Report, in full, each line of the material below in which the string "watermark" occurs.

*** Extracted material Section Begins ***

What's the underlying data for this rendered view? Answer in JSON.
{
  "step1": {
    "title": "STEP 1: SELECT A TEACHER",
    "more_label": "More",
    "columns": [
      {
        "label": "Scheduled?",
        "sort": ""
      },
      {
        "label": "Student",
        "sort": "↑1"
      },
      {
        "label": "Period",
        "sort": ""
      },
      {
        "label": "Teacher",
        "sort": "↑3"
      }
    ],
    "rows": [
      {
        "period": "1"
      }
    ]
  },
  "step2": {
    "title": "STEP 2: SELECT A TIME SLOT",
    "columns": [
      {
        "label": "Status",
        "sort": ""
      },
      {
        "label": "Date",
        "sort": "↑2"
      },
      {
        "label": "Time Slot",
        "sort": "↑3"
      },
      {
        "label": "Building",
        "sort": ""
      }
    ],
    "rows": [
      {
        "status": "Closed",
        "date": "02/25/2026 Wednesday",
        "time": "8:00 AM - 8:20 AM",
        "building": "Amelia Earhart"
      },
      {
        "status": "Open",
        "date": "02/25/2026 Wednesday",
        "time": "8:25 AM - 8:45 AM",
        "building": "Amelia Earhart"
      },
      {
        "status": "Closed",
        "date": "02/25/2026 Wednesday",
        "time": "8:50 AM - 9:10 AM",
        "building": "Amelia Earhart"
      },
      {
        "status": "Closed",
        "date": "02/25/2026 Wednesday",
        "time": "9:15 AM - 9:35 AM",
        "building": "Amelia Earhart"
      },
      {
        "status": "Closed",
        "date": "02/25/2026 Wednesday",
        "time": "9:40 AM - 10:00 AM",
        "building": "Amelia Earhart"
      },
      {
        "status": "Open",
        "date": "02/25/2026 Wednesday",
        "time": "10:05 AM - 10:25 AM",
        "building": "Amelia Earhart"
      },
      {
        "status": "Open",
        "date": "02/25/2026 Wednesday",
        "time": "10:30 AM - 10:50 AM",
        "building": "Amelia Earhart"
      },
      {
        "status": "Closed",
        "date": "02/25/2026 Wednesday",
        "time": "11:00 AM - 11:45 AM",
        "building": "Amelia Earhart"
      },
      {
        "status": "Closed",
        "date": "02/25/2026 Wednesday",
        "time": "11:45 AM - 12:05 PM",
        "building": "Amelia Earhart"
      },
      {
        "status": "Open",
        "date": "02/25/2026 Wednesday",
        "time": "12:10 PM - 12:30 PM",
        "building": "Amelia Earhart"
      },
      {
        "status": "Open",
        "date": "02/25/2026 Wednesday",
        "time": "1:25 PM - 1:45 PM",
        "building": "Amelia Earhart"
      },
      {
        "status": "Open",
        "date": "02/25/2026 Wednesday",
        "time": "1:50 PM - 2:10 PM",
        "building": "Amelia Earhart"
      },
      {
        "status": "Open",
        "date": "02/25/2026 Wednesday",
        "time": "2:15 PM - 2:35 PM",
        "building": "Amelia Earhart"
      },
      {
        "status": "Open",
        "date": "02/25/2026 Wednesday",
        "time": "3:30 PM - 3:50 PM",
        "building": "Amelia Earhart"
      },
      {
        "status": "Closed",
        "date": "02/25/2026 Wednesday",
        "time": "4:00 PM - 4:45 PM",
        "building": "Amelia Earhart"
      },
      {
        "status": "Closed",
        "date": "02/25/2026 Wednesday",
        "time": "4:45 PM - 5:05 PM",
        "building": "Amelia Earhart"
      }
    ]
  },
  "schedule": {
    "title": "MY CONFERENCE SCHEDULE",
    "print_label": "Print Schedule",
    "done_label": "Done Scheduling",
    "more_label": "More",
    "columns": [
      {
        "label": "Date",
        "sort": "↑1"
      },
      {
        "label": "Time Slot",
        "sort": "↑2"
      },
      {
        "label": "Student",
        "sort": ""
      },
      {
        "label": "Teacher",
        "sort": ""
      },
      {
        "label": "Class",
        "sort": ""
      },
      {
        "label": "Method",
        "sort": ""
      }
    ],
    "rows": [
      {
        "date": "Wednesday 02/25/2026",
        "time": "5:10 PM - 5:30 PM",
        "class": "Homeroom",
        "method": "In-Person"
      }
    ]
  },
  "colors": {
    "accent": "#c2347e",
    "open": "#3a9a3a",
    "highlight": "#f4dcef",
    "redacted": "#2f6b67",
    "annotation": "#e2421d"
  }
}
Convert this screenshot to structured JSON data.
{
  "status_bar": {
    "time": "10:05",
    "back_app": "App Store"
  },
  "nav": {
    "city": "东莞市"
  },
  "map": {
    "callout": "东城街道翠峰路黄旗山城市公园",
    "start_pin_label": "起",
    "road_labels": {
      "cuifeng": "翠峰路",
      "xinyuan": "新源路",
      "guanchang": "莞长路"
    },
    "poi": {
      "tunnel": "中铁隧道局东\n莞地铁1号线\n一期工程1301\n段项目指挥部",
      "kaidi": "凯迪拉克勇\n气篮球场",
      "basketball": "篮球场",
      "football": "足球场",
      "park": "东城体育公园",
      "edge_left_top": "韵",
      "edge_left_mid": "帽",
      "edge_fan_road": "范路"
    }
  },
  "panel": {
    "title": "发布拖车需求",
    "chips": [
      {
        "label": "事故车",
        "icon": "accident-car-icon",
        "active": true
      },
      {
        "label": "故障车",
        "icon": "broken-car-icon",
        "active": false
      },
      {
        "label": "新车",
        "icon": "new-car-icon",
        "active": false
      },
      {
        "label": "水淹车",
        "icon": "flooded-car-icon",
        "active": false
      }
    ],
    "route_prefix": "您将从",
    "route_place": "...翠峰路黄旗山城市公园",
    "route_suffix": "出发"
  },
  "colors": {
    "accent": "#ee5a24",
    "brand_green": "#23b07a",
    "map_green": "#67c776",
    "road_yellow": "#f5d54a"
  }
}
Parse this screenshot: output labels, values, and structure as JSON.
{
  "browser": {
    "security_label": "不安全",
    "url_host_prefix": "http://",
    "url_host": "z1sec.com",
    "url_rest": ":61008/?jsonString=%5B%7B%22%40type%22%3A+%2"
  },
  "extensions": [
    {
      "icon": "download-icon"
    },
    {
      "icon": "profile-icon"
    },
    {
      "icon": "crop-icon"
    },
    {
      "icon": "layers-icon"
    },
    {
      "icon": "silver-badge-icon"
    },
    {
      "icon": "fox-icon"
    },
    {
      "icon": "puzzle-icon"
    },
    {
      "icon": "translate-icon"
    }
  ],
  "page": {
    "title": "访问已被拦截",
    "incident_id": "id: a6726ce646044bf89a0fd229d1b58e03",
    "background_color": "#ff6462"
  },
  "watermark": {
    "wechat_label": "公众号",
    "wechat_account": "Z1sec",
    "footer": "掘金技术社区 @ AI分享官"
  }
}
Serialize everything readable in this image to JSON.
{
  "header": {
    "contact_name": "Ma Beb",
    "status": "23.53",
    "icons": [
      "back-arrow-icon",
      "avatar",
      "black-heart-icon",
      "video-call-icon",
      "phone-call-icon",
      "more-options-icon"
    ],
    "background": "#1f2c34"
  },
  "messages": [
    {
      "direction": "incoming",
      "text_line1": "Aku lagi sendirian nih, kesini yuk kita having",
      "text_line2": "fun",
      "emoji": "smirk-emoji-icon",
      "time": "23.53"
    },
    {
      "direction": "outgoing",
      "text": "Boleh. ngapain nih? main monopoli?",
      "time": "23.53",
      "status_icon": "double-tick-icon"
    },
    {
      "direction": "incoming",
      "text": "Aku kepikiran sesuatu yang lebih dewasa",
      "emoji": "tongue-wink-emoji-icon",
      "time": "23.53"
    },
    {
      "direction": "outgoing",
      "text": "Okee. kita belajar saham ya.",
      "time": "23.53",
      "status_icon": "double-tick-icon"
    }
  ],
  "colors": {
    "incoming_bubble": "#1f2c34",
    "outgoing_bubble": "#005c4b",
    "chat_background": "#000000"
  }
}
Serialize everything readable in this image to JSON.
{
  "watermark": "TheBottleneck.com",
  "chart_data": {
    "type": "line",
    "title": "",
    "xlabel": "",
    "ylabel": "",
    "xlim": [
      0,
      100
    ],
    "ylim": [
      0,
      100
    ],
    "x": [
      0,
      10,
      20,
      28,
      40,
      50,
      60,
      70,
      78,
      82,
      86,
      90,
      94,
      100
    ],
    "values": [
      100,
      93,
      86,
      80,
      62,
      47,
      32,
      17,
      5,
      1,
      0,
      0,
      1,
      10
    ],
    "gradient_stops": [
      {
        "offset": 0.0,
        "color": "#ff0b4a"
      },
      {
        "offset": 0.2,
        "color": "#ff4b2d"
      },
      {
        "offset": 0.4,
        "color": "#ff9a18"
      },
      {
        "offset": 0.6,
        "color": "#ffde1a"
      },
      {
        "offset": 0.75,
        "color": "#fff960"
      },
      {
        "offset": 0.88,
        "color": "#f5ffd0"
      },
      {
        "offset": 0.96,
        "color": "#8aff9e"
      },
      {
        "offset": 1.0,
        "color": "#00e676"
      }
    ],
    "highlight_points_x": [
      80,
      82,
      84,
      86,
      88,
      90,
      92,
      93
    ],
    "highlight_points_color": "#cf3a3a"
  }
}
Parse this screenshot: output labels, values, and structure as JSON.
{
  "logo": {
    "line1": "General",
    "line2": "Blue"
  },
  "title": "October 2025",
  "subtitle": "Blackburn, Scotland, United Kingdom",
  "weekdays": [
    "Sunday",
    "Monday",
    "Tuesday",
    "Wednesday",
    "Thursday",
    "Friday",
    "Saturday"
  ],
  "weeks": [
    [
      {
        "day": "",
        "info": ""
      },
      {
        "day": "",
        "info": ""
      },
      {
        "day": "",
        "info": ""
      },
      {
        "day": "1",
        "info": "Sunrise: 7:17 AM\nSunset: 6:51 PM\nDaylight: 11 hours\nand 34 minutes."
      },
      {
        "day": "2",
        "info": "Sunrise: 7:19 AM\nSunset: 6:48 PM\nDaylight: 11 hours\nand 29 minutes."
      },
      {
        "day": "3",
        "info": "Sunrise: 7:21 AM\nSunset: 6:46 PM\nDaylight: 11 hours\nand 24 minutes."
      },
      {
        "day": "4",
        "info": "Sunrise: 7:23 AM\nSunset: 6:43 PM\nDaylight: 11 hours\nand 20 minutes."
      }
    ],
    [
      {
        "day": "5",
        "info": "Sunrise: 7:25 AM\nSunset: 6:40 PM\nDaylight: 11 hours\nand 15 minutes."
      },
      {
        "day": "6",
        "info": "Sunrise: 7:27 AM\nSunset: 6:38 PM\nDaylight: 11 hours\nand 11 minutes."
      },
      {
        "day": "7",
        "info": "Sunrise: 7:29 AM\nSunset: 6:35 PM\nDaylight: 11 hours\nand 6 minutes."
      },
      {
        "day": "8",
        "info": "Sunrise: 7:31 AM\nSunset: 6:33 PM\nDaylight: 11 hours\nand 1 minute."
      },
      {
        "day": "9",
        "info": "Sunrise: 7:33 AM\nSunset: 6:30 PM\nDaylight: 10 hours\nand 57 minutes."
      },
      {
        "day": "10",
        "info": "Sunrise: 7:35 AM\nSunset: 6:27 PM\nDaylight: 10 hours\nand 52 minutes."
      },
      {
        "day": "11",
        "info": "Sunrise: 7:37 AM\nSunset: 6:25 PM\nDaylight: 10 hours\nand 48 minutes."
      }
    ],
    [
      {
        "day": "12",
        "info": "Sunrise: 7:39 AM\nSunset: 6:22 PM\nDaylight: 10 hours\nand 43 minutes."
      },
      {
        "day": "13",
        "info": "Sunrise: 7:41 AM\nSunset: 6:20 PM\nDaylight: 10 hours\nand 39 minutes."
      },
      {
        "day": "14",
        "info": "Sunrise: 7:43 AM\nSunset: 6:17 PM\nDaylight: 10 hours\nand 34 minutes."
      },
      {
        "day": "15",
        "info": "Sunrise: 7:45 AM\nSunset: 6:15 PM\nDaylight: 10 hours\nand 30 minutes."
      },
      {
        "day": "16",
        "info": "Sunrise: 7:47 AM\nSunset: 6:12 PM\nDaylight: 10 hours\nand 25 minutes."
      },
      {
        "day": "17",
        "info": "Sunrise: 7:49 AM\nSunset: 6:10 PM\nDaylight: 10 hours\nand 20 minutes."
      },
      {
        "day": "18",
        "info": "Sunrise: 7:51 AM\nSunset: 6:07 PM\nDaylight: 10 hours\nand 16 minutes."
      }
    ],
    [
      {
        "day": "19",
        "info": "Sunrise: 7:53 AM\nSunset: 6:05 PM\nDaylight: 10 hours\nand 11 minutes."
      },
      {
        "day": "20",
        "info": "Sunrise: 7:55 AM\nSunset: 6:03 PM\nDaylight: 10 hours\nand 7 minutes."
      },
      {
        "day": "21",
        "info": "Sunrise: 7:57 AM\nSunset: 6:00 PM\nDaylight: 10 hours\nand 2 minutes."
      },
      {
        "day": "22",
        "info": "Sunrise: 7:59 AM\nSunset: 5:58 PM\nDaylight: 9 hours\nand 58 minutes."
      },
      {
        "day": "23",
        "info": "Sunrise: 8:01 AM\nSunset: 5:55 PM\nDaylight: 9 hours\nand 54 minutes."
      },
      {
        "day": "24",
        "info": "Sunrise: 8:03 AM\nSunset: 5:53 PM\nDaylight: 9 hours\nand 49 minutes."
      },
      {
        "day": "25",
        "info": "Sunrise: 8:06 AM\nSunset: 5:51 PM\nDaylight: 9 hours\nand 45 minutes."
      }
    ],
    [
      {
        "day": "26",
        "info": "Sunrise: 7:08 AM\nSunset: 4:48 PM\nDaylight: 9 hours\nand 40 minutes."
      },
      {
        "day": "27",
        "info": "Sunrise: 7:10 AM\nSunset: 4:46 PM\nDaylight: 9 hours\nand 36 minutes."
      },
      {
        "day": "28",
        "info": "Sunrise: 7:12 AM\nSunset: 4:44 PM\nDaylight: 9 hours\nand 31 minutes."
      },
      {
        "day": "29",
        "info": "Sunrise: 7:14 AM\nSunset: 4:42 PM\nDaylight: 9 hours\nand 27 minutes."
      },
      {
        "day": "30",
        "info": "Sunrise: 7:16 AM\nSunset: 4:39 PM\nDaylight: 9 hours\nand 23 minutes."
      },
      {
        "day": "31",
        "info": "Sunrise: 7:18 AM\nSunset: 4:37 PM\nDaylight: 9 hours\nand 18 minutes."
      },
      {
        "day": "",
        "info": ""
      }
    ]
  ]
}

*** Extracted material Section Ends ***

Result of the task:
  "watermark": {
  "watermark": "TheBottleneck.com",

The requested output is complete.